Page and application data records
- - - -

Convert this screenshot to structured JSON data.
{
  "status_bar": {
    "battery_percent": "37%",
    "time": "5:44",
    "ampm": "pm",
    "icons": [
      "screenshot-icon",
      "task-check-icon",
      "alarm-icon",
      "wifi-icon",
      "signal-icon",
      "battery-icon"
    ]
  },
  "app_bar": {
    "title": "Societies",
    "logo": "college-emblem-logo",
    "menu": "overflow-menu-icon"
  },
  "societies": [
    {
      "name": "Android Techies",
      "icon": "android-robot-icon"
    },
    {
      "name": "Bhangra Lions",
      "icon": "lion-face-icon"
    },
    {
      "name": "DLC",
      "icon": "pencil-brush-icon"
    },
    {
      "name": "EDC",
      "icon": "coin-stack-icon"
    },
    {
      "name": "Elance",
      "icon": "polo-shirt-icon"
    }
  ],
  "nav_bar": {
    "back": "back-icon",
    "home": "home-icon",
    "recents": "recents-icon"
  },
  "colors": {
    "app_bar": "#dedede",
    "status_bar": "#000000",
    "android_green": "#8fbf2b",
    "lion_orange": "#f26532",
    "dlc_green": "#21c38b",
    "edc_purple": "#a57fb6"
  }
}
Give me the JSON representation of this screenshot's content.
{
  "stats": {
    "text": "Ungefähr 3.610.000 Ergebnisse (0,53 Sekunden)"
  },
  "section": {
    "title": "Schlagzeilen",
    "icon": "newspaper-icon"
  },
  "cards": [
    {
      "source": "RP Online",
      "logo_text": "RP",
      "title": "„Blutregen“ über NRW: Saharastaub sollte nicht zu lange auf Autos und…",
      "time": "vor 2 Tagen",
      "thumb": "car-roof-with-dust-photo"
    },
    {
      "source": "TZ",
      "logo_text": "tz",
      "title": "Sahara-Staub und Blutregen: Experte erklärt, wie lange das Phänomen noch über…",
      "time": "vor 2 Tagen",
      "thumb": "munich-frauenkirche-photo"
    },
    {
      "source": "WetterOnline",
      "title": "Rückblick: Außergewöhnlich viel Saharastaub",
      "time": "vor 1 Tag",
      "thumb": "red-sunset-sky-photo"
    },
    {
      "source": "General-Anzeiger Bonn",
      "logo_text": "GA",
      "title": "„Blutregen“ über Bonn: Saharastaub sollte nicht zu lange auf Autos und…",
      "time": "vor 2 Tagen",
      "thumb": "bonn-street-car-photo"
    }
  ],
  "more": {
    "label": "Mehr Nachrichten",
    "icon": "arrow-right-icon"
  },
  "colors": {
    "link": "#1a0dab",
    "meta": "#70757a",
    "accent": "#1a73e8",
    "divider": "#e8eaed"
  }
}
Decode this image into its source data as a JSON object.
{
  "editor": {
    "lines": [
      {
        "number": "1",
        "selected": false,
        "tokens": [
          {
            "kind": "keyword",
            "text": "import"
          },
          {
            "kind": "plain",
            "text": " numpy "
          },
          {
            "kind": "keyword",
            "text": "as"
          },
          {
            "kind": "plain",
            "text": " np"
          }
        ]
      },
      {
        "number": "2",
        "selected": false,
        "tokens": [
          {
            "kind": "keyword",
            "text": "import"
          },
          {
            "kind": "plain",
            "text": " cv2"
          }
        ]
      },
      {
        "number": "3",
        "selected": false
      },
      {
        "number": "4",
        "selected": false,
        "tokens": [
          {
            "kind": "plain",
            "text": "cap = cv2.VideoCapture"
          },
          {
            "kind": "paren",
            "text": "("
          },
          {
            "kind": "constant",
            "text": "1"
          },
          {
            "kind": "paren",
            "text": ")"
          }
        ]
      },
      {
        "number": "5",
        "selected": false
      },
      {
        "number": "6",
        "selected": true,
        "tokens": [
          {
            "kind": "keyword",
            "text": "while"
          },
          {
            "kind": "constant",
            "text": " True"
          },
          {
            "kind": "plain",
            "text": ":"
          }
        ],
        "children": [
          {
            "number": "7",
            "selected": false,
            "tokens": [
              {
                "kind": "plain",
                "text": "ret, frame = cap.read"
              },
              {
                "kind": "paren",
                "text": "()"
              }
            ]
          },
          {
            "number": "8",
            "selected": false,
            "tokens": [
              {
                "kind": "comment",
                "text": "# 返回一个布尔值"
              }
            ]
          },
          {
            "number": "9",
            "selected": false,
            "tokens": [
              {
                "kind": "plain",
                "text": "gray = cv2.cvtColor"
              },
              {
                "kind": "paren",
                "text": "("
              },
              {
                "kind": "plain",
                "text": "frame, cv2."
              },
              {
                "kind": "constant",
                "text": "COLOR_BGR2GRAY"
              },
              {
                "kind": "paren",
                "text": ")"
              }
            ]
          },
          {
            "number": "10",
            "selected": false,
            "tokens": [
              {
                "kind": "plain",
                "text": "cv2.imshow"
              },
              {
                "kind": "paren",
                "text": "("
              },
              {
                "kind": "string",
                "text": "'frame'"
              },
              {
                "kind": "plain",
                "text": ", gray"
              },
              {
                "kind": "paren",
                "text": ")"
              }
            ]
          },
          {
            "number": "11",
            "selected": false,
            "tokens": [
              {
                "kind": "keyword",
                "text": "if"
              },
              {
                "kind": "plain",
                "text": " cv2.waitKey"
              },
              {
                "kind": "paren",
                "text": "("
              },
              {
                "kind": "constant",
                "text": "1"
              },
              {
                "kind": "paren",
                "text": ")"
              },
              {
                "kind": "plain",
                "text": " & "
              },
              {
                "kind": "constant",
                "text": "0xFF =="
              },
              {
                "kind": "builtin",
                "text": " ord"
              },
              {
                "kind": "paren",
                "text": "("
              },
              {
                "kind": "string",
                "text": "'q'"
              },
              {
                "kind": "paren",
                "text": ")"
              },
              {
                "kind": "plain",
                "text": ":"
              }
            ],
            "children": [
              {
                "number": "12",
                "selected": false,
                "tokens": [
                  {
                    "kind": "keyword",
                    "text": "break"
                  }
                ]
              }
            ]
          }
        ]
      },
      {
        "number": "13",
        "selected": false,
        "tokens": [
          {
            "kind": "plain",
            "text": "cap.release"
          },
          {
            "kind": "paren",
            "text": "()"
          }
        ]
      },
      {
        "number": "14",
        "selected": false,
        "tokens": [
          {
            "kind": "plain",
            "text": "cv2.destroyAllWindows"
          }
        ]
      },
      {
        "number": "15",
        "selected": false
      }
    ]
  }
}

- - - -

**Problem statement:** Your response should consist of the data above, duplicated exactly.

**Task answer:**
Convert this screenshot to structured JSON data.
{
  "status_bar": {
    "battery_percent": "37%",
    "time": "5:44",
    "ampm": "pm",
    "icons": [
      "screenshot-icon",
      "task-check-icon",
      "alarm-icon",
      "wifi-icon",
      "signal-icon",
      "battery-icon"
    ]
  },
  "app_bar": {
    "title": "Societies",
    "logo": "college-emblem-logo",
    "menu": "overflow-menu-icon"
  },
  "societies": [
    {
      "name": "Android Techies",
      "icon": "android-robot-icon"
    },
    {
      "name": "Bhangra Lions",
      "icon": "lion-face-icon"
    },
    {
      "name": "DLC",
      "icon": "pencil-brush-icon"
    },
    {
      "name": "EDC",
      "icon": "coin-stack-icon"
    },
    {
      "name": "Elance",
      "icon": "polo-shirt-icon"
    }
  ],
  "nav_bar": {
    "back": "back-icon",
    "home": "home-icon",
    "recents": "recents-icon"
  },
  "colors": {
    "app_bar": "#dedede",
    "status_bar": "#000000",
    "android_green": "#8fbf2b",
    "lion_orange": "#f26532",
    "dlc_green": "#21c38b",
    "edc_purple": "#a57fb6"
  }
}
Give me the JSON representation of this screenshot's content.
{
  "stats": {
    "text": "Ungefähr 3.610.000 Ergebnisse (0,53 Sekunden)"
  },
  "section": {
    "title": "Schlagzeilen",
    "icon": "newspaper-icon"
  },
  "cards": [
    {
      "source": "RP Online",
      "logo_text": "RP",
      "title": "„Blutregen“ über NRW: Saharastaub sollte nicht zu lange auf Autos und…",
      "time": "vor 2 Tagen",
      "thumb": "car-roof-with-dust-photo"
    },
    {
      "source": "TZ",
      "logo_text": "tz",
      "title": "Sahara-Staub und Blutregen: Experte erklärt, wie lange das Phänomen noch über…",
      "time": "vor 2 Tagen",
      "thumb": "munich-frauenkirche-photo"
    },
    {
      "source": "WetterOnline",
      "title": "Rückblick: Außergewöhnlich viel Saharastaub",
      "time": "vor 1 Tag",
      "thumb": "red-sunset-sky-photo"
    },
    {
      "source": "General-Anzeiger Bonn",
      "logo_text": "GA",
      "title": "„Blutregen“ über Bonn: Saharastaub sollte nicht zu lange auf Autos und…",
      "time": "vor 2 Tagen",
      "thumb": "bonn-street-car-photo"
    }
  ],
  "more": {
    "label": "Mehr Nachrichten",
    "icon": "arrow-right-icon"
  },
  "colors": {
    "link": "#1a0dab",
    "meta": "#70757a",
    "accent": "#1a73e8",
    "divider": "#e8eaed"
  }
}
Decode this image into its source data as a JSON object.
{
  "editor": {
    "lines": [
      {
        "number": "1",
        "selected": false,
        "tokens": [
          {
            "kind": "keyword",
            "text": "import"
          },
          {
            "kind": "plain",
            "text": " numpy "
          },
          {
            "kind": "keyword",
            "text": "as"
          },
          {
            "kind": "plain",
            "text": " np"
          }
        ]
      },
      {
        "number": "2",
        "selected": false,
        "tokens": [
          {
            "kind": "keyword",
            "text": "import"
          },
          {
            "kind": "plain",
            "text": " cv2"
          }
        ]
      },
      {
        "number": "3",
        "selected": false
      },
      {
        "number": "4",
        "selected": false,
        "tokens": [
          {
            "kind": "plain",
            "text": "cap = cv2.VideoCapture"
          },
          {
            "kind": "paren",
            "text": "("
          },
          {
            "kind": "constant",
            "text": "1"
          },
          {
            "kind": "paren",
            "text": ")"
          }
        ]
      },
      {
        "number": "5",
        "selected": false
      },
      {
        "number": "6",
        "selected": true,
        "tokens": [
          {
            "kind": "keyword",
            "text": "while"
          },
          {
            "kind": "constant",
            "text": " True"
          },
          {
            "kind": "plain",
            "text": ":"
          }
        ],
        "children": [
          {
            "number": "7",
            "selected": false,
            "tokens": [
              {
                "kind": "plain",
                "text": "ret, frame = cap.read"
              },
              {
                "kind": "paren",
                "text": "()"
              }
            ]
          },
          {
            "number": "8",
            "selected": false,
            "tokens": [
              {
                "kind": "comment",
                "text": "# 返回一个布尔值"
              }
            ]
          },
          {
            "number": "9",
            "selected": false,
            "tokens": [
              {
                "kind": "plain",
                "text": "gray = cv2.cvtColor"
              },
              {
                "kind": "paren",
                "text": "("
              },
              {
                "kind": "plain",
                "text": "frame, cv2."
              },
              {
                "kind": "constant",
                "text": "COLOR_BGR2GRAY"
              },
              {
                "kind": "paren",
                "text": ")"
              }
            ]
          },
          {
            "number": "10",
            "selected": false,
            "tokens": [
              {
                "kind": "plain",
                "text": "cv2.imshow"
              },
              {
                "kind": "paren",
                "text": "("
              },
              {
                "kind": "string",
                "text": "'frame'"
              },
              {
                "kind": "plain",
                "text": ", gray"
              },
              {
                "kind": "paren",
                "text": ")"
              }
            ]
          },
          {
            "number": "11",
            "selected": false,
            "tokens": [
              {
                "kind": "keyword",
                "text": "if"
              },
              {
                "kind": "plain",
                "text": " cv2.waitKey"
              },
              {
                "kind": "paren",
                "text": "("
              },
              {
                "kind": "constant",
                "text": "1"
              },
              {
                "kind": "paren",
                "text": ")"
              },
              {
                "kind": "plain",
                "text": " & "
              },
              {
                "kind": "constant",
                "text": "0xFF =="
              },
              {
                "kind": "builtin",
                "text": " ord"
              },
              {
                "kind": "paren",
                "text": "("
              },
              {
                "kind": "string",
                "text": "'q'"
              },
              {
                "kind": "paren",
                "text": ")"
              },
              {
                "kind": "plain",
                "text": ":"
              }
            ],
            "children": [
              {
                "number": "12",
                "selected": false,
                "tokens": [
                  {
                    "kind": "keyword",
                    "text": "break"
                  }
                ]
              }
            ]
          }
        ]
      },
      {
        "number": "13",
        "selected": false,
        "tokens": [
          {
            "kind": "plain",
            "text": "cap.release"
          },
          {
            "kind": "paren",
            "text": "()"
          }
        ]
      },
      {
        "number": "14",
        "selected": false,
        "tokens": [
          {
            "kind": "plain",
            "text": "cv2.destroyAllWindows"
          }
        ]
      },
      {
        "number": "15",
        "selected": false
      }
    ]
  }
}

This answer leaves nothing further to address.